Leigh Cowart reports from the annual World Clown Association convention on the state of clowning.

The hotel lobby is decorated to theme — a nice touch, but conspicuous. The balloon art displayed at the front desk isn’t just festive; it’s a signal to the non-clown guests. The inflated, latex animal serves as a polite catalyst for inquiry, such that a hospitable warning might be offered.

I am not afraid of clowns. But there’s something that happens when you walk into the forgettable bathroom of a hotel lobby and meet a fully made-up clown standing by the sink, reflection staring back at you with the Kubrickian blankness of a greasepaint grimace.

I almost wet my pants.

*Grab the entire list as a Readlist.

Listen to this

Gold Panda - Clarke's Dream

UK-based electro producer Gold Panda released this new, one-off track this week, and it's as funky as it is spacey. It wouldn't sound at all out of place in a jaunty interstellar adventure like Cowboy Bebop or Space Dandy. Definitely look out for his next album, due out sometime in 2015.

SBTRKT - New Dorp. New York

This track is the kind of song you listen to on unexpected trips across a post-apocalyptic New York City, a little tired after last night's Mad Max-ian revelry. Things are getting a little out of hand, and you like it that way. Vampire Weekend's Ezra Koenig appear's since he loves making surprise pop-ins this year. SBTRKT's new album, Wonder Where We Land, lands next month.

Play this

Godus, iOS

In case you ever wanted to feel like a god on the subway, Peter Molyneux's Godus is now available for iOS. The game, which launched in beta last fall through Steam's early access program, allows the player to, well, play god by manipulating the landscape, its people, and their beliefs.
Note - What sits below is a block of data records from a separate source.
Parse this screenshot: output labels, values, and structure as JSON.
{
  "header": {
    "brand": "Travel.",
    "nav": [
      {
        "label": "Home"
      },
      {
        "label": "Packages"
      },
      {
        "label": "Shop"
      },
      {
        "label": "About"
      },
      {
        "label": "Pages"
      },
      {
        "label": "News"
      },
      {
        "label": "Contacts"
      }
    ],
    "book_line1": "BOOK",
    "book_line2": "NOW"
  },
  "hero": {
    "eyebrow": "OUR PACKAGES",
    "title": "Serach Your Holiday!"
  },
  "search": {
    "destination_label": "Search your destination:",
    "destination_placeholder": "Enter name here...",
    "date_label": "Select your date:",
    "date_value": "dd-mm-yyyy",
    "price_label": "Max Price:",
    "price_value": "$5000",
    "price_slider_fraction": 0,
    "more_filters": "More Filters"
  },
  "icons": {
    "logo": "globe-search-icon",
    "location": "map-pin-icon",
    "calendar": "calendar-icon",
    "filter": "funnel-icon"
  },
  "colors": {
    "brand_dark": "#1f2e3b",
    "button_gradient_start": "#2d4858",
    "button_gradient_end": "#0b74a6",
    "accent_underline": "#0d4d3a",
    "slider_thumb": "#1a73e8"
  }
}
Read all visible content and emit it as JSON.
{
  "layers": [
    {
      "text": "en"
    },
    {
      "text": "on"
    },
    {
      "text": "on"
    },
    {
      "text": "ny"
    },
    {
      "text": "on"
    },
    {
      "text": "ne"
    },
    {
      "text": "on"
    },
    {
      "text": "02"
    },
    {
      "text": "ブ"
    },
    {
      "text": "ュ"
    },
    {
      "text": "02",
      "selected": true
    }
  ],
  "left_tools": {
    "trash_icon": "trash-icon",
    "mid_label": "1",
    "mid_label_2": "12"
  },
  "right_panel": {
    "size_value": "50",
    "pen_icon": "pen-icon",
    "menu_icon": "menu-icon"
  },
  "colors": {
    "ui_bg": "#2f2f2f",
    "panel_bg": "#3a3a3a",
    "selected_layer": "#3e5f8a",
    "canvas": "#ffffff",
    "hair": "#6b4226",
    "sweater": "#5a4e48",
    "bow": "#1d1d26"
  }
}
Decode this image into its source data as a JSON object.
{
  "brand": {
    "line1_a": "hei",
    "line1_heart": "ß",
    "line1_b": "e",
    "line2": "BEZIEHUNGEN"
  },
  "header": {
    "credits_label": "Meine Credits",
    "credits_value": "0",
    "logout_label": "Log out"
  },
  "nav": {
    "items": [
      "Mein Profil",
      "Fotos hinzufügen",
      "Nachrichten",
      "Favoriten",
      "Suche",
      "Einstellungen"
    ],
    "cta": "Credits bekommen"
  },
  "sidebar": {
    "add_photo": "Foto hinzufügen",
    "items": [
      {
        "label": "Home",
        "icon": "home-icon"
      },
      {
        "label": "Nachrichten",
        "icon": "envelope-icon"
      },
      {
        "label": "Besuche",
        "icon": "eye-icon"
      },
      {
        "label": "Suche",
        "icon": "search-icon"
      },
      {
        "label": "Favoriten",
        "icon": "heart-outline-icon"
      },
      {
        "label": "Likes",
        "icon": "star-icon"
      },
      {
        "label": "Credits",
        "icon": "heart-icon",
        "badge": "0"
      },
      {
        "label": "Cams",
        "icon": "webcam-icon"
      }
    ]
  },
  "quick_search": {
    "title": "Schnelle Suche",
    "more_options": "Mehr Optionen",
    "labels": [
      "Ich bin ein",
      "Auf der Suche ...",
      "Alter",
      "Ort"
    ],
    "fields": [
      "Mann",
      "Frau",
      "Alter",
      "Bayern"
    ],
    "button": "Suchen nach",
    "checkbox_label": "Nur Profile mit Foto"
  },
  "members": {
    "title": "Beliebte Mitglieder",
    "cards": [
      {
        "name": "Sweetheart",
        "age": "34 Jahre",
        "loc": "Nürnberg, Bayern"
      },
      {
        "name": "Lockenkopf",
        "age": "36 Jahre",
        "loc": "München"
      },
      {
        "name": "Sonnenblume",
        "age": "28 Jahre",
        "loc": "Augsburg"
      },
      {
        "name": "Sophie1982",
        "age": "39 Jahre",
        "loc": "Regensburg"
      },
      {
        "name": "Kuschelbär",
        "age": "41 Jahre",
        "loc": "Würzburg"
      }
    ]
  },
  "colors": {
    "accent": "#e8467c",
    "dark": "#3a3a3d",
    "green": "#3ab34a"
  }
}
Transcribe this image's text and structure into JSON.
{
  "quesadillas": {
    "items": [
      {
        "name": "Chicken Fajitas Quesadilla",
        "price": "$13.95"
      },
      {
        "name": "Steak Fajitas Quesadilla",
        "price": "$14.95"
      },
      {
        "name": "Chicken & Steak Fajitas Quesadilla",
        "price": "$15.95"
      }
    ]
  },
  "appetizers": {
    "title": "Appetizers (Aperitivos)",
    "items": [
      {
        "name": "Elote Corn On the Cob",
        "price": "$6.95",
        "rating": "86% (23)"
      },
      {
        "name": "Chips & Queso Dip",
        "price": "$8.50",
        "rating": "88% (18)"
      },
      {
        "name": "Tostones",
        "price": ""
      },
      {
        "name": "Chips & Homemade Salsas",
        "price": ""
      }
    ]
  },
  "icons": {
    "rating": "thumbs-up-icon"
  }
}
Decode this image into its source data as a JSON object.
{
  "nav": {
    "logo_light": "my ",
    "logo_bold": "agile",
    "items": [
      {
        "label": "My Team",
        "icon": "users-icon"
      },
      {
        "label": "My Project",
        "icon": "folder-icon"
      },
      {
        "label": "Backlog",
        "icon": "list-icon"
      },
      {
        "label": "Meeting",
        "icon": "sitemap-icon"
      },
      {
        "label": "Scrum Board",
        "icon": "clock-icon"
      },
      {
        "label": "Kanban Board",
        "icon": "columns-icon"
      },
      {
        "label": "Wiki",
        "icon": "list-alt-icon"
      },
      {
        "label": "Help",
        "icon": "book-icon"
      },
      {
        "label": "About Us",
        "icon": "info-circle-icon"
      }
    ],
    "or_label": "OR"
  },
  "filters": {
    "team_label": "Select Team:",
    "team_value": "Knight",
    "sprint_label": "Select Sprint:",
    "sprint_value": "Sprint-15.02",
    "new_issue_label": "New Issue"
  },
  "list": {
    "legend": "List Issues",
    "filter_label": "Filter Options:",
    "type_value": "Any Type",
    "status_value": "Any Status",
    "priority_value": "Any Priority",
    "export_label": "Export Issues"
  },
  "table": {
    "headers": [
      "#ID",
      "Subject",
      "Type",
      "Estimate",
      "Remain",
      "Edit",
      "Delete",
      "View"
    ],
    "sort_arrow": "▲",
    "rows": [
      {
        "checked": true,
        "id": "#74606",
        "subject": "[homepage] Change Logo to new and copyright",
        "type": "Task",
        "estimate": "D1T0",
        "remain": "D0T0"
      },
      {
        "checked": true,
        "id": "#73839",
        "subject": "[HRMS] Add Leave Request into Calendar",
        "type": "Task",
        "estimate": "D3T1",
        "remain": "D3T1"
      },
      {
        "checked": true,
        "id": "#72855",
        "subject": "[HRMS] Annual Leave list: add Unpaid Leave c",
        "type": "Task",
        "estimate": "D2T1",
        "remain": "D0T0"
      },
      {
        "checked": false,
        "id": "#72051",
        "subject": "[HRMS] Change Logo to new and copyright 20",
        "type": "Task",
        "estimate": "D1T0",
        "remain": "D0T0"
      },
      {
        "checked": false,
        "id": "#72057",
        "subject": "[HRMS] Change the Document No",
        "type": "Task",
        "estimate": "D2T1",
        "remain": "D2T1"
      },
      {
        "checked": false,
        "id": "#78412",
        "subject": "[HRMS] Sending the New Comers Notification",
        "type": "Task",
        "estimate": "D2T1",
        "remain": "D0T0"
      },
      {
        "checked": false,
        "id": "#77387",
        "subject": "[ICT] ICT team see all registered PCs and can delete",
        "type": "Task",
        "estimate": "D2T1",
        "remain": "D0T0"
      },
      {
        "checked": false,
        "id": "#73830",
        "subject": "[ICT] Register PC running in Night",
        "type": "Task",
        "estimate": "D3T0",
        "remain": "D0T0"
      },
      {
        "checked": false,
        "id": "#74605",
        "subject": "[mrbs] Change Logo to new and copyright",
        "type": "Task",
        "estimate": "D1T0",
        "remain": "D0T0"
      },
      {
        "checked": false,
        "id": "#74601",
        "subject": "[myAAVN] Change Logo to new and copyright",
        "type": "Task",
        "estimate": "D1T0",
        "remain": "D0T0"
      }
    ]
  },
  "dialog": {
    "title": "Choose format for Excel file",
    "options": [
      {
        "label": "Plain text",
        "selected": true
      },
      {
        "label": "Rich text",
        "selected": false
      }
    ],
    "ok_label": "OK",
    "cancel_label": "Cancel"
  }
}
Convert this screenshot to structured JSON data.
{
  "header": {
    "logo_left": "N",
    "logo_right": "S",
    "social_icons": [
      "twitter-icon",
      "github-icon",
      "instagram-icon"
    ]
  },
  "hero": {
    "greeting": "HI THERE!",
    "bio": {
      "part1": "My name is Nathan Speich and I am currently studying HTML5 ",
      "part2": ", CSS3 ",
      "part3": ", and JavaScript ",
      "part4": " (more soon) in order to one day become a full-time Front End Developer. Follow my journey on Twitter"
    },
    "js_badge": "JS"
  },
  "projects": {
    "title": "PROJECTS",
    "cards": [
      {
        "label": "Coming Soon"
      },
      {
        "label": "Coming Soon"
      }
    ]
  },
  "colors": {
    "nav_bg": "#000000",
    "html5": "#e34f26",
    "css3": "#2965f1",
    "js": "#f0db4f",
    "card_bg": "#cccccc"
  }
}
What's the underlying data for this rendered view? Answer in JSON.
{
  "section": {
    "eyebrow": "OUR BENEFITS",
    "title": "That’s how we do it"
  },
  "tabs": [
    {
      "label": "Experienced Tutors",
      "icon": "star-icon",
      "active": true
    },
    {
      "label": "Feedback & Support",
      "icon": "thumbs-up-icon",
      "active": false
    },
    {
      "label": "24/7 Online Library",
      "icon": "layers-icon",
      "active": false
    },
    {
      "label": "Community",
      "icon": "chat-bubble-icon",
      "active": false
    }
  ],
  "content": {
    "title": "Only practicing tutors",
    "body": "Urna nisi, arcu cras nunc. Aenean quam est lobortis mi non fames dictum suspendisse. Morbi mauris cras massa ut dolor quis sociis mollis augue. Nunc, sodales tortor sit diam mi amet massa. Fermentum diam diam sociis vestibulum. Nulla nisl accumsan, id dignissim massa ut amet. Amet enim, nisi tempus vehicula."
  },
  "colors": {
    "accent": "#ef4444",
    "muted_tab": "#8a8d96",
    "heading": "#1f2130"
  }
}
While the iOS version is reportedly feature complete, Molyneux has big plans for the game. Expect clashes with other gods and philosophical surprises in the months ahead.

Watch this


Ronald D. Moore's latest series Outlander, based on the 1991 genre-spanning series by Diana Gabaldon, premieres on Starz tonight and it may be the next period drama fans of Games of Thrones are looking for. The series follows Claire Beauchamp, a World War II nurse thrown back in time to 18th century Scotland — a pretty heady concept from the start. The showrunners are attempting to faithfully adapt the books' blend of history, romance, and science fiction, while also striving for realism — Moore told us at Comic-Con that the central cast even had to learn Gaelic to stay true to the books. The first hour of the series is already online, embedded here for your viewing pleasure. Tell us what you think.